Your task is to copy each line of the material below that includes "screenshot".

╭─ Exercise data

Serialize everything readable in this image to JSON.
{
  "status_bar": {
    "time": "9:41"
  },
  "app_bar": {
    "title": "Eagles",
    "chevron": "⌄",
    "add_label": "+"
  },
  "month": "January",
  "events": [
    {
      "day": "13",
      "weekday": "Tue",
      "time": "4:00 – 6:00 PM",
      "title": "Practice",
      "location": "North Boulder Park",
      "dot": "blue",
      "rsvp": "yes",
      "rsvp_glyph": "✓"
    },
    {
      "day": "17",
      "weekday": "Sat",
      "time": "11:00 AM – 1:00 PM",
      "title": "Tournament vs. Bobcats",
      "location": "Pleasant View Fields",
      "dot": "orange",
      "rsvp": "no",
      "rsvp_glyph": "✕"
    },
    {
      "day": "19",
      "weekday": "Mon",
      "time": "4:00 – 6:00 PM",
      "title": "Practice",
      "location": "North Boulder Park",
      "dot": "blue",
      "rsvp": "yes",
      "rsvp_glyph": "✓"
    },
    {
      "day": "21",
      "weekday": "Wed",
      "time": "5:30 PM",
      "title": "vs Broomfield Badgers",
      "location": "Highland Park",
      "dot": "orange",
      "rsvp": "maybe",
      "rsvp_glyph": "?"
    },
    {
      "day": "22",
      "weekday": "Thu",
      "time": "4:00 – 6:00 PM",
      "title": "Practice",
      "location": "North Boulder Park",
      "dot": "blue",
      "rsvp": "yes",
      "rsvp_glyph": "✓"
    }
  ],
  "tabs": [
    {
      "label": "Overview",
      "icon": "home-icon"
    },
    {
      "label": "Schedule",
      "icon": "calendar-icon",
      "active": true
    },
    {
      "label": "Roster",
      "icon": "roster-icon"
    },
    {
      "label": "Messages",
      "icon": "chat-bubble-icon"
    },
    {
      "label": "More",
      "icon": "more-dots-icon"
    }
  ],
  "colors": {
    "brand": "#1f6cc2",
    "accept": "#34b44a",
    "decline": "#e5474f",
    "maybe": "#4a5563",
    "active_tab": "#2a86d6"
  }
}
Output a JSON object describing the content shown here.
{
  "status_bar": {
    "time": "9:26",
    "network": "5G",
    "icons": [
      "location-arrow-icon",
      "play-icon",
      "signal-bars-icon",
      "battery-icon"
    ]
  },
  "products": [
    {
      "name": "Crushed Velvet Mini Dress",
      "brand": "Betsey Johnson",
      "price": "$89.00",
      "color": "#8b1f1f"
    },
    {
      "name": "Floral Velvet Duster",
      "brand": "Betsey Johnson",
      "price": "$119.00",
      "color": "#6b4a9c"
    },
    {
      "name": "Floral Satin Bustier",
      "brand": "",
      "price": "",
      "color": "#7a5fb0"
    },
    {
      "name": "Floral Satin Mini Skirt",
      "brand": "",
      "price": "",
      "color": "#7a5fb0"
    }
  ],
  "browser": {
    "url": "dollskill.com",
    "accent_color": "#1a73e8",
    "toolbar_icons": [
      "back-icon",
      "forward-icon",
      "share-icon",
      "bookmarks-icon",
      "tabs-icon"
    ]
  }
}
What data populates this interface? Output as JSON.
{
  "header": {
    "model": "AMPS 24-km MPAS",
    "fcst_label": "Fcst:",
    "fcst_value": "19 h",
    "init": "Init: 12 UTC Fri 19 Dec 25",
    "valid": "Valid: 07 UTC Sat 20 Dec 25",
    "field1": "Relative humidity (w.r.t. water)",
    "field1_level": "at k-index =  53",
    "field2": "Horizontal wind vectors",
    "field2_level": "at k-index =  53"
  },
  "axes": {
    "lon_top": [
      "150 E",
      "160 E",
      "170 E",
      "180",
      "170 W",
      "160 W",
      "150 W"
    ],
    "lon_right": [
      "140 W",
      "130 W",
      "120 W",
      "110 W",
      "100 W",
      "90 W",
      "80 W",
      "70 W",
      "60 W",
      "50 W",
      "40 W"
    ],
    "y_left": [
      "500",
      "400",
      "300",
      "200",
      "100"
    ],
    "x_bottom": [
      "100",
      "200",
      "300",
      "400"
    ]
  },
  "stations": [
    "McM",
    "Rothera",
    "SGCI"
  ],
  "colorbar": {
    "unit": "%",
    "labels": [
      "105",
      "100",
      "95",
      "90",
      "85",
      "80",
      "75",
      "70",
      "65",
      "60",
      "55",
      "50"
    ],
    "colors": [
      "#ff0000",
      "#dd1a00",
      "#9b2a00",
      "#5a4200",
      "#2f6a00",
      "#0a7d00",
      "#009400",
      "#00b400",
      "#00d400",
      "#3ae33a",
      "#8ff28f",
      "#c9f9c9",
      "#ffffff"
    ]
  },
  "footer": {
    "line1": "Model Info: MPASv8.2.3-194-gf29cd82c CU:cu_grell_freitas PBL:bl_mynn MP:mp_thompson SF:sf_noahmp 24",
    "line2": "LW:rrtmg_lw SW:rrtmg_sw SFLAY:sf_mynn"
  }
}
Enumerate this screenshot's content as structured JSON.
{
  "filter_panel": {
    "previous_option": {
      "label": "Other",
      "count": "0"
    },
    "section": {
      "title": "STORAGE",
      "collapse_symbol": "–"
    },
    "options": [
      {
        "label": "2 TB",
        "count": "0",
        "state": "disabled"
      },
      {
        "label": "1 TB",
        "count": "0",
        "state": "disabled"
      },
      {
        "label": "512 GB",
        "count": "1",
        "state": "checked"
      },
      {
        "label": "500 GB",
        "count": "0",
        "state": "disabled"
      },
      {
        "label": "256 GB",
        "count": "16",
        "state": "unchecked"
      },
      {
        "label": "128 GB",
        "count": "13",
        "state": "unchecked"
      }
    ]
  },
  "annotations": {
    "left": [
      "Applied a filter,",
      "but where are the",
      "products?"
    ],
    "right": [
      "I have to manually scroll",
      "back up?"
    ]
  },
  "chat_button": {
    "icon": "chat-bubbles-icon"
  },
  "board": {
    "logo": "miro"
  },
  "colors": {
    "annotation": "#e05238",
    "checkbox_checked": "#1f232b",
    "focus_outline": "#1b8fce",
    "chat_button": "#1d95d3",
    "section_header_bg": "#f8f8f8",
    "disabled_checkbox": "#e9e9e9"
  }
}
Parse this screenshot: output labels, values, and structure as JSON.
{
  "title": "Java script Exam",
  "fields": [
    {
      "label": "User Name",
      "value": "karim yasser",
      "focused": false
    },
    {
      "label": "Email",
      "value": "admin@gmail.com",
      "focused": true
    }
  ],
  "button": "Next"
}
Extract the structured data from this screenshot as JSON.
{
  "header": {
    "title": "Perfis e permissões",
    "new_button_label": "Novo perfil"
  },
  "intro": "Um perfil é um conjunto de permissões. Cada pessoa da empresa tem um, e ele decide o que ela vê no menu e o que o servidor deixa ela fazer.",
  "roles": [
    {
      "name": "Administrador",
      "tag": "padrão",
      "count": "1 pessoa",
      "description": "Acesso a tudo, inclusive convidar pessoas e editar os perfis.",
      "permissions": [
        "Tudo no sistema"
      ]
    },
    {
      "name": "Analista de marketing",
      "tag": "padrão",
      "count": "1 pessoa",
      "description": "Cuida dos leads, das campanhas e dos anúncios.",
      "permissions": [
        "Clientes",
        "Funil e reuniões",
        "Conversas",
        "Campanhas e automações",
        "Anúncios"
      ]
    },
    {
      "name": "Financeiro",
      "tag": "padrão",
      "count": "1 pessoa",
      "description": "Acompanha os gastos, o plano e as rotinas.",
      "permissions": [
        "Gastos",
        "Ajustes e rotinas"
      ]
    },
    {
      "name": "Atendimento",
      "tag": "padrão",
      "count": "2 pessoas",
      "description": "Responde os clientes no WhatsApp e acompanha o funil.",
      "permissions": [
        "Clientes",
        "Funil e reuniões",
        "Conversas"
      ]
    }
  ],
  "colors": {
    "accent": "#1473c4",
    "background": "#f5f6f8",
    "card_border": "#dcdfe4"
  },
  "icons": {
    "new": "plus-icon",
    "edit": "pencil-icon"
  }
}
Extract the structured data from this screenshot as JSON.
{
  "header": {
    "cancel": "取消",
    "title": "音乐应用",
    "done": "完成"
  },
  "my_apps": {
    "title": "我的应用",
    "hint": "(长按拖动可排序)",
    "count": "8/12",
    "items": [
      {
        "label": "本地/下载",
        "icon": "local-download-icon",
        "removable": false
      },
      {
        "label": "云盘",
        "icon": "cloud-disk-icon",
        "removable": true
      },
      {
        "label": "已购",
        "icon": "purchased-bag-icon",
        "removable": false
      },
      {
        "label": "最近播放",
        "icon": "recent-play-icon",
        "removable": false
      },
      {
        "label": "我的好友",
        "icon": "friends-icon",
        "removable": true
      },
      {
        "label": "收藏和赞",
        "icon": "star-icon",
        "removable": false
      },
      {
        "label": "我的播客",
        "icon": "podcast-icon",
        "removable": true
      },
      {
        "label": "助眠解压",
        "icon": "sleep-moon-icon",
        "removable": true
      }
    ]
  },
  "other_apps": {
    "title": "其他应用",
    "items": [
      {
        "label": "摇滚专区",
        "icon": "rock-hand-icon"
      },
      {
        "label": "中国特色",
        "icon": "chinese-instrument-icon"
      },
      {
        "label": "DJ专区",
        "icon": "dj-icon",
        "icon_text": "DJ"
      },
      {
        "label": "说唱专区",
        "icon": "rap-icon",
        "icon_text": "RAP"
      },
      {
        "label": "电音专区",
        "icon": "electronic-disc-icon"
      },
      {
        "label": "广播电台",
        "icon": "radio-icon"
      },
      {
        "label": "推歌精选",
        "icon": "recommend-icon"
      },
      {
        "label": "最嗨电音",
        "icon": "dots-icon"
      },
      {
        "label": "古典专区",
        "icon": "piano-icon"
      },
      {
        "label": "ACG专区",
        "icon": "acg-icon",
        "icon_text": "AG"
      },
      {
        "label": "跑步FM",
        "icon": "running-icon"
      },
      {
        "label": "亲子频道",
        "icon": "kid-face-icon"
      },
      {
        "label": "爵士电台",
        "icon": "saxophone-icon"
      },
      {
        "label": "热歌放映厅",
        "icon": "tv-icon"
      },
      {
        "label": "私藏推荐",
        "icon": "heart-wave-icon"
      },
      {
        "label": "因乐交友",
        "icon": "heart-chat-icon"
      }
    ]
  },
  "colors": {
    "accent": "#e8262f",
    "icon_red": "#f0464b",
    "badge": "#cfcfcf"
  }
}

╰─

*Response to the exercise*.
Enumerate this screenshot's content as structured JSON.
Parse this screenshot: output labels, values, and structure as JSON.
Extract the structured data from this screenshot as JSON.
Extract the structured data from this screenshot as JSON.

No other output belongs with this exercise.